Wickedness and the anatomy of complexity
Artikel i vetenskaplig tidskrift, 2017

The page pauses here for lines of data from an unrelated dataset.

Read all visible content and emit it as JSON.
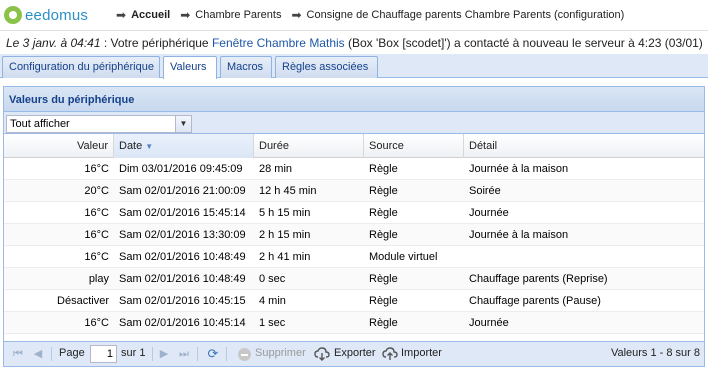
{
  "header": {
    "logo_text": "eedomus",
    "breadcrumb": [
      "Accueil",
      "Chambre Parents",
      "Consigne de Chauffage parents Chambre Parents (configuration)"
    ]
  },
  "status": {
    "timestamp": "Le 3 janv. à 04:41",
    "text_before": " : Votre périphérique ",
    "device": "Fenêtre Chambre Mathis",
    "text_after": " (Box 'Box [scodet]') a contacté à nouveau le serveur à 4:23 (03/01)"
  },
  "tabs": [
    {
      "label": "Configuration du périphérique",
      "active": false
    },
    {
      "label": "Valeurs",
      "active": true
    },
    {
      "label": "Macros",
      "active": false
    },
    {
      "label": "Règles associées",
      "active": false
    }
  ],
  "panel": {
    "title": "Valeurs du périphérique",
    "filter_value": "Tout afficher"
  },
  "grid": {
    "columns": [
      "Valeur",
      "Date",
      "Durée",
      "Source",
      "Détail"
    ],
    "rows": [
      [
        "16°C",
        "Dim 03/01/2016 09:45:09",
        "28 min",
        "Règle",
        "Journée à la maison"
      ],
      [
        "20°C",
        "Sam 02/01/2016 21:00:09",
        "12 h 45 min",
        "Règle",
        "Soirée"
      ],
      [
        "16°C",
        "Sam 02/01/2016 15:45:14",
        "5 h 15 min",
        "Règle",
        "Journée"
      ],
      [
        "16°C",
        "Sam 02/01/2016 13:30:09",
        "2 h 15 min",
        "Règle",
        "Journée à la maison"
      ],
      [
        "16°C",
        "Sam 02/01/2016 10:48:49",
        "2 h 41 min",
        "Module virtuel",
        ""
      ],
      [
        "play",
        "Sam 02/01/2016 10:48:49",
        "0 sec",
        "Règle",
        "Chauffage parents (Reprise)"
      ],
      [
        "Désactiver",
        "Sam 02/01/2016 10:45:15",
        "4 min",
        "Règle",
        "Chauffage parents (Pause)"
      ],
      [
        "16°C",
        "Sam 02/01/2016 10:45:14",
        "1 sec",
        "Règle",
        "Journée"
      ]
    ]
  },
  "pager": {
    "page_label": "Page",
    "page_value": "1",
    "of_label": "sur 1",
    "delete_label": "Supprimer",
    "export_label": "Exporter",
    "import_label": "Importer",
    "summary": "Valeurs 1 - 8 sur 8"
  }
}
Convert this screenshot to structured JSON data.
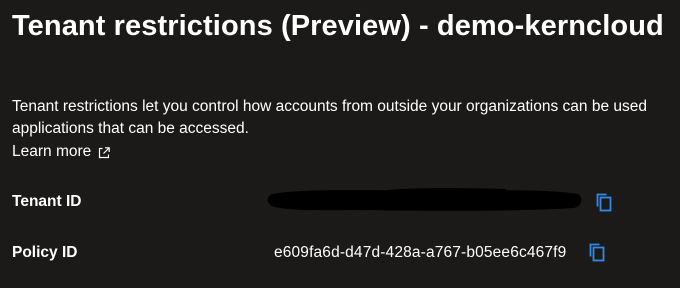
{
  "header": {
    "title": "Tenant restrictions (Preview) - demo-kerncloud"
  },
  "description": {
    "line1": "Tenant restrictions let you control how accounts from outside your organizations can be used",
    "line2": "applications that can be accessed."
  },
  "learn_more": {
    "label": "Learn more",
    "icon": "external-link-icon"
  },
  "fields": {
    "tenant_id": {
      "label": "Tenant ID",
      "value_redacted": true,
      "copy_icon": "copy-icon"
    },
    "policy_id": {
      "label": "Policy ID",
      "value": "e609fa6d-d47d-428a-a767-b05ee6c467f9",
      "copy_icon": "copy-icon"
    }
  },
  "colors": {
    "background": "#1b1a19",
    "text": "#ffffff",
    "accent": "#2f8be6",
    "redaction": "#000000"
  }
}
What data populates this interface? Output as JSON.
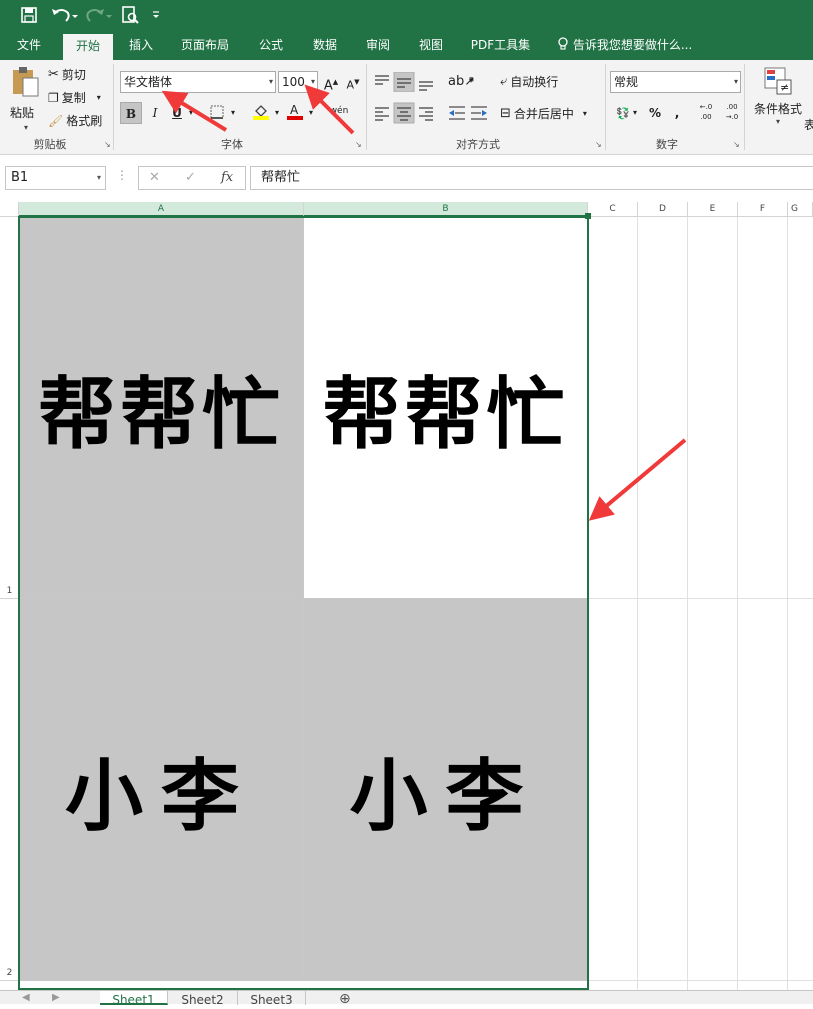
{
  "quick_access": {
    "save_icon": "save-icon",
    "undo_icon": "undo-icon",
    "redo_icon": "redo-icon",
    "preview_icon": "print-preview-icon",
    "customize_icon": "customize-qat-icon"
  },
  "tabs": [
    {
      "label": "文件"
    },
    {
      "label": "开始"
    },
    {
      "label": "插入"
    },
    {
      "label": "页面布局"
    },
    {
      "label": "公式"
    },
    {
      "label": "数据"
    },
    {
      "label": "审阅"
    },
    {
      "label": "视图"
    },
    {
      "label": "PDF工具集"
    }
  ],
  "tell_me": "告诉我您想要做什么...",
  "clipboard": {
    "paste": "粘贴",
    "cut": "剪切",
    "copy": "复制",
    "format_painter": "格式刷",
    "group": "剪贴板"
  },
  "font": {
    "name": "华文楷体",
    "size": "100",
    "grow": "A",
    "shrink": "A",
    "bold": "B",
    "italic": "I",
    "underline": "U",
    "phonetic": "wén",
    "group": "字体"
  },
  "alignment": {
    "wrap": "自动换行",
    "merge": "合并后居中",
    "group": "对齐方式"
  },
  "number": {
    "format": "常规",
    "percent": "%",
    "comma": ",",
    "inc_decimal": "←.0 .00",
    "dec_decimal": ".00 →.0",
    "group": "数字"
  },
  "styles": {
    "conditional": "条件格式",
    "partial": "表"
  },
  "formula_bar": {
    "name_box": "B1",
    "cancel": "✕",
    "enter": "✓",
    "fx": "fx",
    "content": "帮帮忙"
  },
  "columns": [
    "A",
    "B",
    "C",
    "D",
    "E",
    "F",
    "G"
  ],
  "rows": [
    "1",
    "2"
  ],
  "cells": {
    "a1": "帮帮忙",
    "b1": "帮帮忙",
    "a2": "小李",
    "b2": "小李"
  },
  "sheets": [
    {
      "label": "Sheet1"
    },
    {
      "label": "Sheet2"
    },
    {
      "label": "Sheet3"
    }
  ],
  "add_sheet": "⊕",
  "colors": {
    "excel_green": "#217346",
    "annotation_red": "#f03a3a",
    "cell_gray": "#c6c6c6"
  }
}
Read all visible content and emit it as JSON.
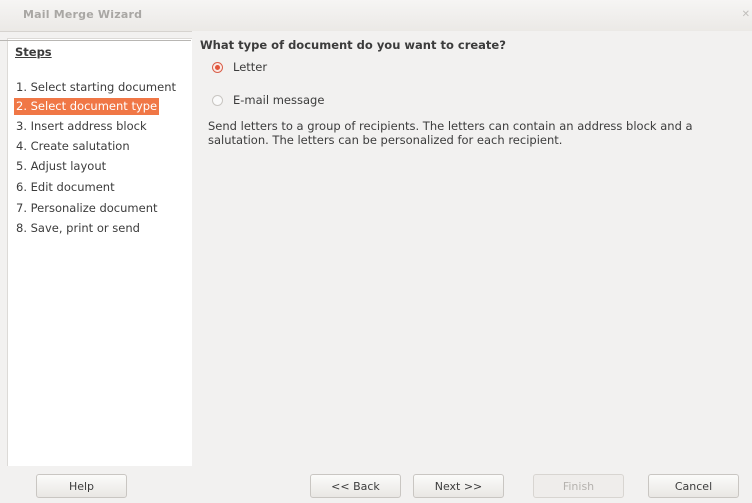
{
  "window": {
    "title": "Mail Merge Wizard"
  },
  "steps": {
    "heading": "Steps",
    "items": [
      "1. Select starting document",
      "2. Select document type",
      "3. Insert address block",
      "4. Create salutation",
      "5. Adjust layout",
      "6. Edit document",
      "7. Personalize document",
      "8. Save, print or send"
    ],
    "active_index": 1
  },
  "main": {
    "question": "What type of document do you want to create?",
    "options": [
      {
        "label": "Letter",
        "checked": true
      },
      {
        "label": "E-mail message",
        "checked": false
      }
    ],
    "description": "Send letters to a group of recipients. The letters can contain an address block and a salutation. The letters can be personalized for each recipient."
  },
  "buttons": {
    "help": "Help",
    "back": "<< Back",
    "next": "Next >>",
    "finish": "Finish",
    "cancel": "Cancel"
  },
  "colors": {
    "accent": "#f07746",
    "radio": "#e2553b"
  }
}
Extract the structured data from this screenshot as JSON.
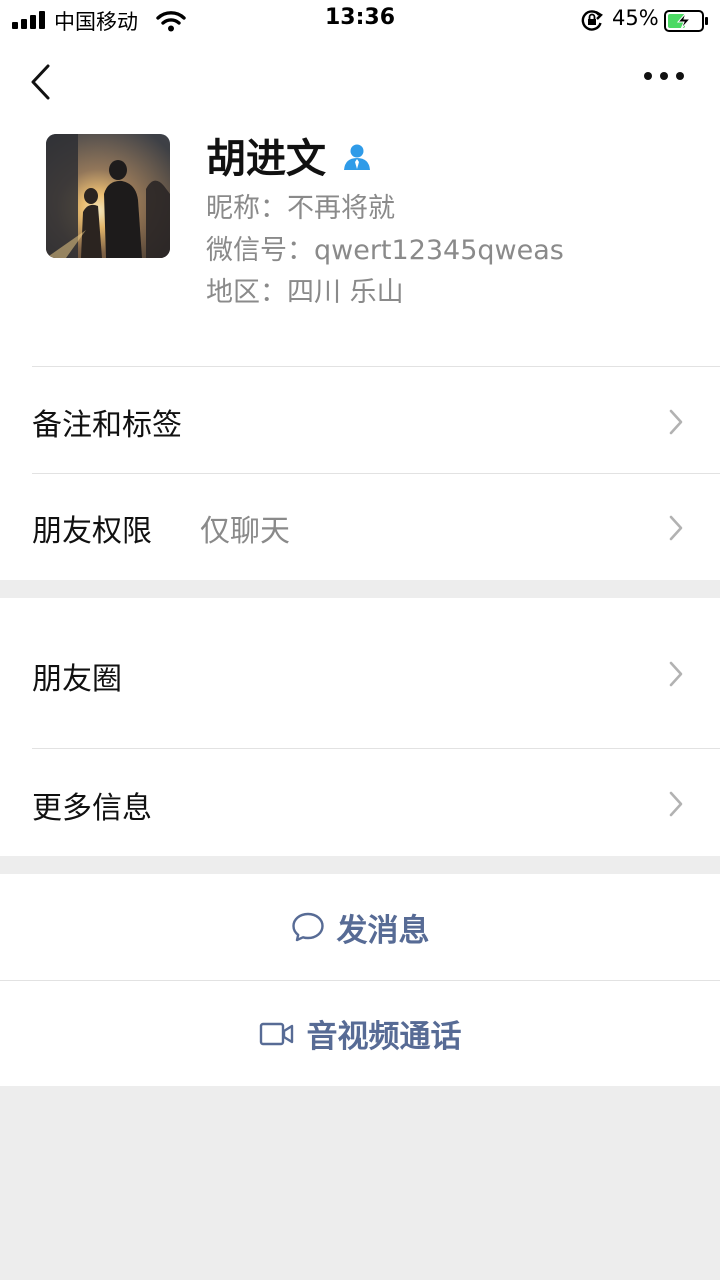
{
  "status_bar": {
    "carrier": "中国移动",
    "time": "13:36",
    "battery_percent": "45%"
  },
  "nav": {
    "back_icon": "chevron-left-icon",
    "more_icon": "more-dots-icon"
  },
  "profile": {
    "name": "胡进文",
    "nickname": "昵称：不再将就",
    "wechat_id": "微信号：qwert12345qweas",
    "region": "地区：四川 乐山"
  },
  "rows": {
    "remark": {
      "label": "备注和标签"
    },
    "permission": {
      "label": "朋友权限",
      "value": "仅聊天"
    },
    "moments": {
      "label": "朋友圈"
    },
    "more_info": {
      "label": "更多信息"
    }
  },
  "actions": {
    "message": "发消息",
    "call": "音视频通话"
  },
  "colors": {
    "link": "#576b95",
    "background": "#ededed",
    "badge_blue": "#2f9be8",
    "battery_green": "#4cd964"
  }
}
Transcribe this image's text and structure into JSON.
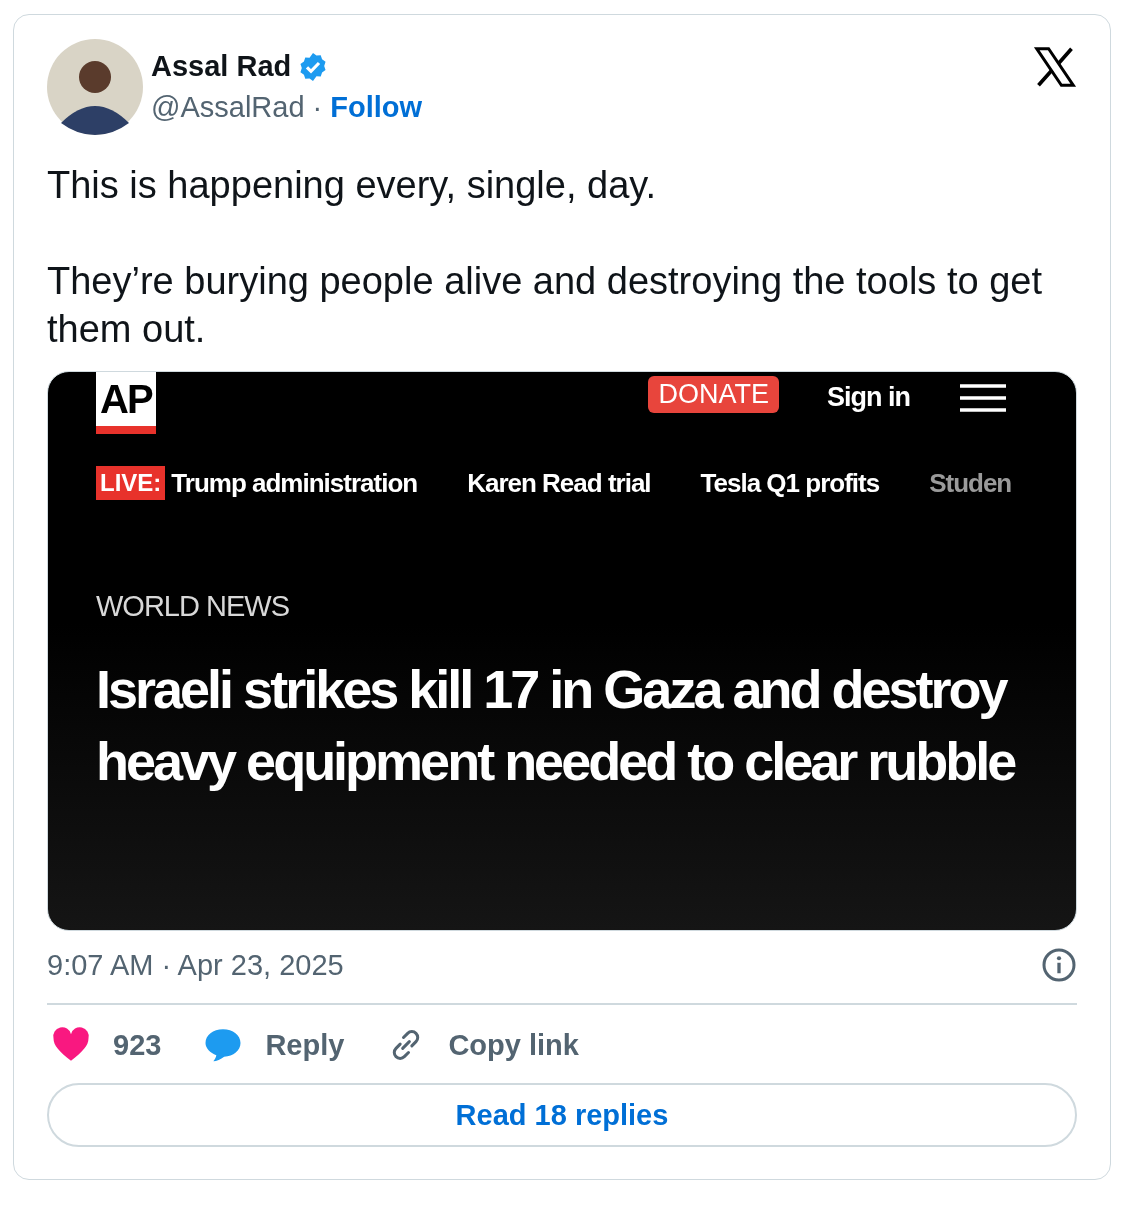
{
  "author": {
    "name": "Assal Rad",
    "verified": true,
    "handle": "@AssalRad",
    "separator": "·",
    "follow": "Follow"
  },
  "text": [
    "This is happening every, single, day.",
    "They’re burying people alive and destroying the tools to get them out."
  ],
  "embed": {
    "logo": "AP",
    "donate": "DONATE",
    "sign_in": "Sign in",
    "nav_items": [
      {
        "badge": "LIVE:",
        "label": "Trump administration",
        "faded": false
      },
      {
        "label": "Karen Read trial",
        "faded": false
      },
      {
        "label": "Tesla Q1 profits",
        "faded": false
      },
      {
        "label": "Studen",
        "faded": true
      }
    ],
    "section": "WORLD NEWS",
    "headline": "Israeli strikes kill 17 in Gaza and destroy heavy equipment needed to clear rubble"
  },
  "timestamp": "9:07 AM · Apr 23, 2025",
  "actions": [
    {
      "kind": "like",
      "label": "923"
    },
    {
      "kind": "reply",
      "label": "Reply"
    },
    {
      "kind": "copy",
      "label": "Copy link"
    }
  ],
  "read_replies": "Read 18 replies"
}
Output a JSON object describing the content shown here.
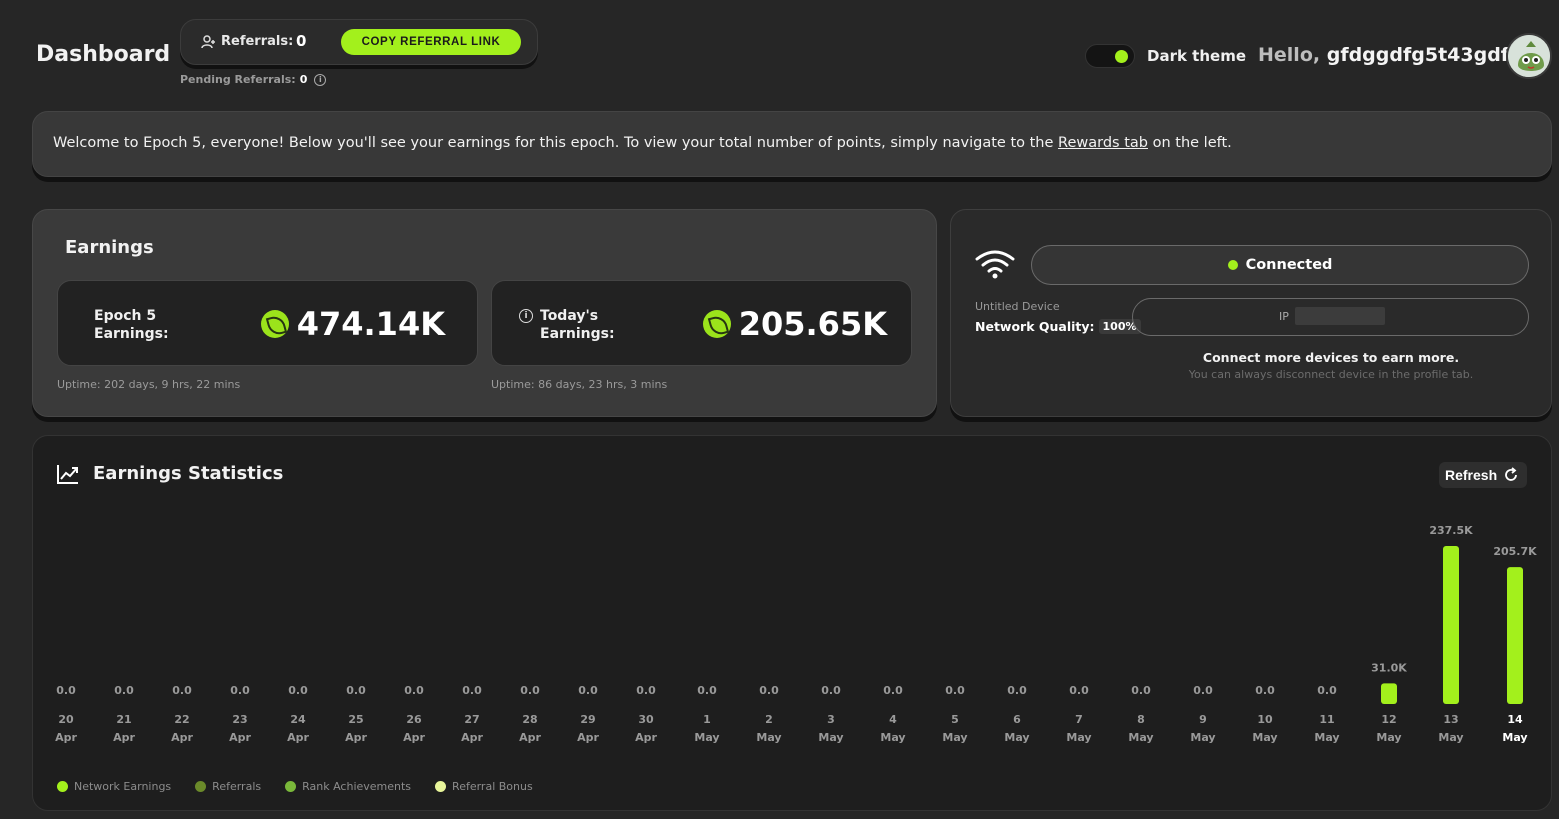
{
  "header": {
    "title": "Dashboard",
    "referrals_label": "Referrals:",
    "referrals_count": "0",
    "copy_button": "COPY REFERRAL LINK",
    "pending_label": "Pending Referrals:",
    "pending_count": "0",
    "theme_label": "Dark theme",
    "greeting": "Hello,",
    "username": "gfdggdfg5t43gdf!"
  },
  "welcome": {
    "text_before": "Welcome to Epoch 5, everyone! Below you'll see your earnings for this epoch. To view your total number of points, simply navigate to the ",
    "link": "Rewards tab",
    "text_after": " on the left."
  },
  "earnings": {
    "title": "Earnings",
    "epoch_label_1": "Epoch 5",
    "epoch_label_2": "Earnings:",
    "epoch_value": "474.14K",
    "epoch_uptime": "Uptime: 202 days, 9 hrs, 22 mins",
    "today_label_1": "Today's",
    "today_label_2": "Earnings:",
    "today_value": "205.65K",
    "today_uptime": "Uptime: 86 days, 23 hrs, 3 mins"
  },
  "device": {
    "status": "Connected",
    "name": "Untitled Device",
    "network_quality_label": "Network Quality:",
    "network_quality_value": "100%",
    "ip_label": "IP",
    "connect_more": "Connect more devices to earn more.",
    "disconnect_hint": "You can always disconnect device in the profile tab."
  },
  "stats": {
    "title": "Earnings Statistics",
    "refresh_label": "Refresh"
  },
  "colors": {
    "accent": "#a3f01c",
    "referrals": "#6b8a2a",
    "rank": "#7ab83a",
    "bonus": "#e8f59a"
  },
  "chart_data": {
    "type": "bar",
    "categories": [
      [
        "20",
        "Apr"
      ],
      [
        "21",
        "Apr"
      ],
      [
        "22",
        "Apr"
      ],
      [
        "23",
        "Apr"
      ],
      [
        "24",
        "Apr"
      ],
      [
        "25",
        "Apr"
      ],
      [
        "26",
        "Apr"
      ],
      [
        "27",
        "Apr"
      ],
      [
        "28",
        "Apr"
      ],
      [
        "29",
        "Apr"
      ],
      [
        "30",
        "Apr"
      ],
      [
        "1",
        "May"
      ],
      [
        "2",
        "May"
      ],
      [
        "3",
        "May"
      ],
      [
        "4",
        "May"
      ],
      [
        "5",
        "May"
      ],
      [
        "6",
        "May"
      ],
      [
        "7",
        "May"
      ],
      [
        "8",
        "May"
      ],
      [
        "9",
        "May"
      ],
      [
        "10",
        "May"
      ],
      [
        "11",
        "May"
      ],
      [
        "12",
        "May"
      ],
      [
        "13",
        "May"
      ],
      [
        "14",
        "May"
      ]
    ],
    "values": [
      0,
      0,
      0,
      0,
      0,
      0,
      0,
      0,
      0,
      0,
      0,
      0,
      0,
      0,
      0,
      0,
      0,
      0,
      0,
      0,
      0,
      0,
      31000,
      237500,
      205700
    ],
    "value_labels": [
      "0.0",
      "0.0",
      "0.0",
      "0.0",
      "0.0",
      "0.0",
      "0.0",
      "0.0",
      "0.0",
      "0.0",
      "0.0",
      "0.0",
      "0.0",
      "0.0",
      "0.0",
      "0.0",
      "0.0",
      "0.0",
      "0.0",
      "0.0",
      "0.0",
      "0.0",
      "31.0K",
      "237.5K",
      "205.7K"
    ],
    "ylim": [
      0,
      237500
    ],
    "grid": false,
    "legend": [
      "Network Earnings",
      "Referrals",
      "Rank Achievements",
      "Referral Bonus"
    ],
    "legend_position": "bottom-left"
  }
}
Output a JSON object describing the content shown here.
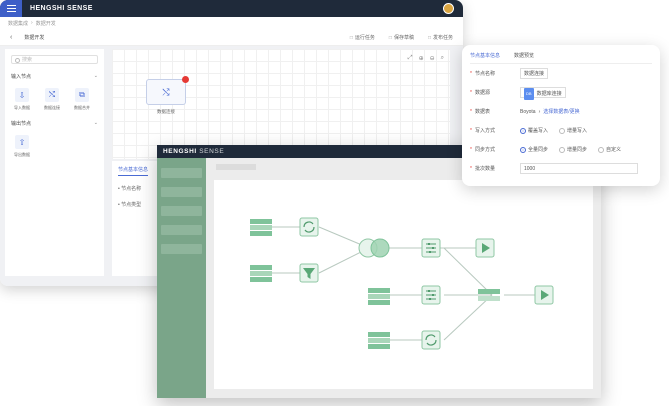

Traditional scientific policy approaches and tools are increasingly seen as inadequate, or even counter-productive, for many purposes. In response to these shortcomings, a new wave of approaches has emerged based on the idea that societal systems are irreducibly complex. The new categories that are thereby introduced – like “complex” or “wicked” – suffer, however, by a lack of shared understanding. We here aim to reduce this confusion by developing a meta-ontological map of types of systems that have the potential to “overwhelm us”: characteristic types of problems, attributions of function, manners of design and governance, and generating and maintaining processes and phenomena. This permits us, in a new way, to outline an inner anatomy of the motley collection of system types that we tend to call “complex”. Wicked problems here emerge as the product of an ontologically distinct and describable type of system that blends dynamical and organizational complexity. The framework is intended to provide systematic meta-theoretical support for approaching complexity and wickedness in policy and design. We also points to a potential causal connection between innovation and wickedness as a basis for further theoretical improvement.